"Freely They Stood Who Stood, And Fell Who Fell"
Context: Milton begins the third book with an address to God as light, and says that he has just worked his way up through the darkness of chaos from hell, where the rebelling Satan and his hosts had been hurled when they lost the battle in heaven. He then reflects upon his blindness, mentioning other blind poets and some blind philosophers. As the acquisition of knowledge on his part is wholly closed to him through the agency of sight, he will have to depend upon his mind: inner light will have to take the place of external light. Milton then turns his attention to God, enthroned in the empyrean; He looks down on earth, where the newly created man and woman live in joy and love in the solitude of the garden.

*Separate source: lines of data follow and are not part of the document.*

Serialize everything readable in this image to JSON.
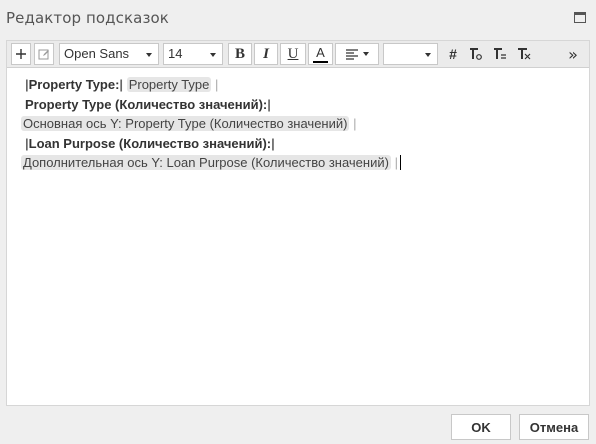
{
  "window": {
    "title": "Редактор подсказок"
  },
  "toolbar": {
    "font_family": "Open Sans",
    "font_size": "14",
    "bold_label": "B",
    "italic_label": "I",
    "underline_label": "U",
    "color_label": "A",
    "hash_label": "#",
    "more_label": "»",
    "icons": [
      "plus-icon",
      "edit-icon",
      "align-left-icon",
      "insert-field-icon",
      "insert-field-alt-icon",
      "clear-format-icon"
    ]
  },
  "content": {
    "lines": [
      {
        "label": "Property Type:",
        "chip": "Property Type"
      },
      {
        "label": "Property Type (Количество значений):"
      },
      {
        "chip": "Основная ось Y: Property Type (Количество значений)"
      },
      {
        "label": "Loan Purpose (Количество значений):"
      },
      {
        "chip": "Дополнительная ось Y: Loan Purpose (Количество значений)"
      }
    ],
    "separator": "|"
  },
  "footer": {
    "ok_label": "OK",
    "cancel_label": "Отмена"
  },
  "colors": {
    "background": "#efefef",
    "editor": "#ffffff",
    "toolbar": "#ebebeb",
    "chip": "#e6e6e6"
  }
}
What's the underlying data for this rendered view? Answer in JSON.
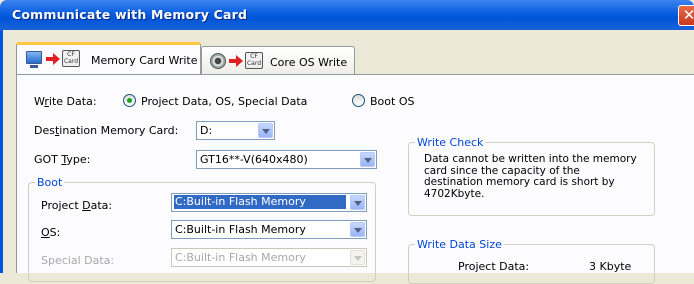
{
  "window": {
    "title": "Communicate with Memory Card",
    "close_symbol": "✕"
  },
  "tabs": [
    {
      "label": "Memory Card Write",
      "active": true,
      "icon_text": "CF Card"
    },
    {
      "label": "Core OS Write",
      "active": false,
      "icon_text": "CF Card"
    }
  ],
  "write_data": {
    "label_pre": "W",
    "label_u": "r",
    "label_post": "ite Data:",
    "options": [
      {
        "label": "Project Data, OS, Special Data",
        "selected": true
      },
      {
        "label": "Boot OS",
        "selected": false
      }
    ]
  },
  "destination": {
    "label_pre": "Des",
    "label_u": "t",
    "label_post": "ination Memory Card:",
    "value": "D:"
  },
  "got_type": {
    "label_pre": "GOT ",
    "label_u": "T",
    "label_post": "ype:",
    "value": "GT16**-V(640x480)"
  },
  "boot": {
    "legend": "Boot",
    "project_data": {
      "label_pre": "Project ",
      "label_u": "D",
      "label_post": "ata:",
      "value": "C:Built-in Flash Memory"
    },
    "os": {
      "label_u": "O",
      "label_post": "S:",
      "value": "C:Built-in Flash Memory"
    },
    "special_data": {
      "label": "Special Data:",
      "value": "C:Built-in Flash Memory"
    }
  },
  "write_check": {
    "legend": "Write Check",
    "lines": [
      "Data cannot be written into the memory",
      "card since the capacity of the",
      "destination memory card is short by",
      "4702Kbyte."
    ]
  },
  "write_data_size": {
    "legend": "Write Data Size",
    "rows": [
      {
        "label": "Project Data:",
        "value": "3 Kbyte"
      }
    ]
  },
  "colors": {
    "titlebar": "#0054e3",
    "accent_tab": "#ffc83c",
    "selection": "#316ac5",
    "group_legend": "#0046d5"
  }
}
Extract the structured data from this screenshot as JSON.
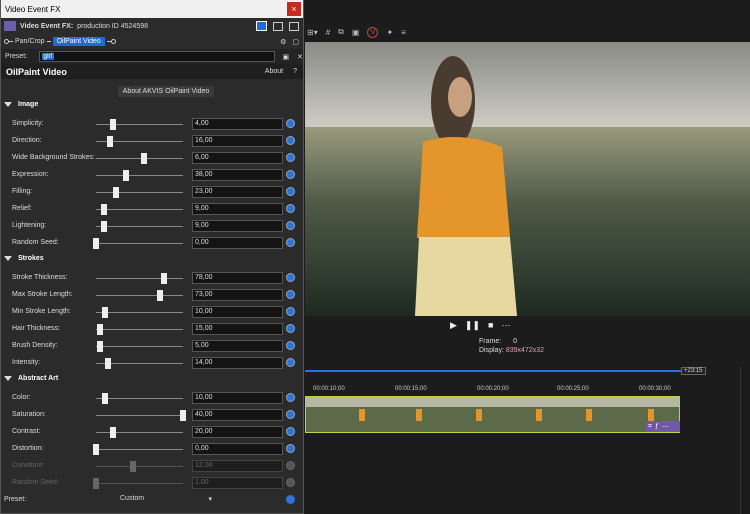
{
  "window": {
    "title": "Video Event FX",
    "close_label": "×"
  },
  "fx_header": {
    "label": "Video Event FX:",
    "value": "production ID 4524598"
  },
  "chain": {
    "items": [
      "Pan/Crop",
      "OilPaint Video"
    ]
  },
  "preset_row": {
    "label": "Preset:",
    "value": "girl"
  },
  "plugin": {
    "title": "OilPaint Video",
    "about_label": "About",
    "help_label": "?",
    "about_link": "About AKVIS OilPaint Video"
  },
  "sections": [
    {
      "name": "Image",
      "params": [
        {
          "name": "Simplicity:",
          "value": "4,00",
          "fraction": 0.2
        },
        {
          "name": "Direction:",
          "value": "16,00",
          "fraction": 0.16
        },
        {
          "name": "Wide Background Strokes:",
          "value": "6,00",
          "fraction": 0.55
        },
        {
          "name": "Expression:",
          "value": "38,00",
          "fraction": 0.35
        },
        {
          "name": "Filling:",
          "value": "23,00",
          "fraction": 0.23
        },
        {
          "name": "Relief:",
          "value": "9,00",
          "fraction": 0.09
        },
        {
          "name": "Lightening:",
          "value": "9,00",
          "fraction": 0.09
        },
        {
          "name": "Random Seed:",
          "value": "0,00",
          "fraction": 0.0
        }
      ]
    },
    {
      "name": "Strokes",
      "params": [
        {
          "name": "Stroke Thickness:",
          "value": "78,00",
          "fraction": 0.78
        },
        {
          "name": "Max Stroke Length:",
          "value": "73,00",
          "fraction": 0.73
        },
        {
          "name": "Min Stroke Length:",
          "value": "10,00",
          "fraction": 0.1
        },
        {
          "name": "Hair Thickness:",
          "value": "15,00",
          "fraction": 0.05
        },
        {
          "name": "Brush Density:",
          "value": "5,00",
          "fraction": 0.05
        },
        {
          "name": "Intensity:",
          "value": "14,00",
          "fraction": 0.14
        }
      ]
    },
    {
      "name": "Abstract Art",
      "params": [
        {
          "name": "Color:",
          "value": "10,00",
          "fraction": 0.1
        },
        {
          "name": "Saturation:",
          "value": "40,00",
          "fraction": 1.0
        },
        {
          "name": "Contrast:",
          "value": "20,00",
          "fraction": 0.2
        },
        {
          "name": "Distortion:",
          "value": "0,00",
          "fraction": 0.0
        },
        {
          "name": "Curvature:",
          "value": "12,00",
          "fraction": 0.43,
          "disabled": true
        },
        {
          "name": "Random Seed:",
          "value": "1,00",
          "fraction": 0.0,
          "disabled": true
        }
      ]
    }
  ],
  "bottom_preset": {
    "label": "Preset:",
    "value": "Custom"
  },
  "preview": {
    "frame_label": "Frame:",
    "frame_value": "0",
    "display_label": "Display:",
    "display_value": "839x472x32"
  },
  "timeline": {
    "tag": "+23:15",
    "ticks": [
      "00:00:10;00",
      "00:00:15;00",
      "00:00:20;00",
      "00:00:25;00",
      "00:00:30;00"
    ]
  },
  "colors": {
    "accent": "#1f6ad6",
    "close": "#c42b1c",
    "clip_border": "#c8d040"
  }
}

He sees Satan, weary from his arduous journey through chaos, ready to land on the earth to begin the attempt to ruin mankind. God addresses His Son, telling Him that Satan has come to seduce mankind; he will succeed in his attempt, but his revenge will rebound upon himself. He will succeed in perverting mankind, because man will disobey the one command that has been given to him:
So will fallHe and his faithless progeny: whose fault?Whose but his own? ingrate, he had of meAll he could have; I made him just and right,Sufficient to have stood, though free to fall.Such I created all th'ethereal powersAnd spirits, both them who stood and them who failed;Freely they stood who stood, and fell who fell.Not free, what proof could they have given sincereOf true allegiance, constant faith or love,Where only what they needs must do, appeared,Not what they would? What praise could they receive?. . .